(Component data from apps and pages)
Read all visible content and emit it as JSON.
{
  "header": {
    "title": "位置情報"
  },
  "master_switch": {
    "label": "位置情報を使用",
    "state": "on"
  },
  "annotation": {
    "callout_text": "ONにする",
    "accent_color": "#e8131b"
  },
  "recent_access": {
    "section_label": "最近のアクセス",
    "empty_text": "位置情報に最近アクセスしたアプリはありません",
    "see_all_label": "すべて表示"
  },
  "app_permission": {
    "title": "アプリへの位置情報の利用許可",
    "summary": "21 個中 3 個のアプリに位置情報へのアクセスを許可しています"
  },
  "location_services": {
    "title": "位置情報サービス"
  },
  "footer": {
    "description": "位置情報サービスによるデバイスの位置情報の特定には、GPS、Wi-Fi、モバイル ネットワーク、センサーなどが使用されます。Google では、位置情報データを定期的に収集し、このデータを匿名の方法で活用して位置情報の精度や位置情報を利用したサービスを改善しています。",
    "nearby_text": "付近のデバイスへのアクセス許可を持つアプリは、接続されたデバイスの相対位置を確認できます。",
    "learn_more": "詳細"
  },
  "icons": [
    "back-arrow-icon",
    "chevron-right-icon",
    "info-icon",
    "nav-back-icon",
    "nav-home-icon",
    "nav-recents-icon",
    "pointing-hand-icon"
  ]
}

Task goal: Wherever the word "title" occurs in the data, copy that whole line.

Problem solution:
    "title": "位置情報"
    "title": "アプリへの位置情報の利用許可",
    "title": "位置情報サービス"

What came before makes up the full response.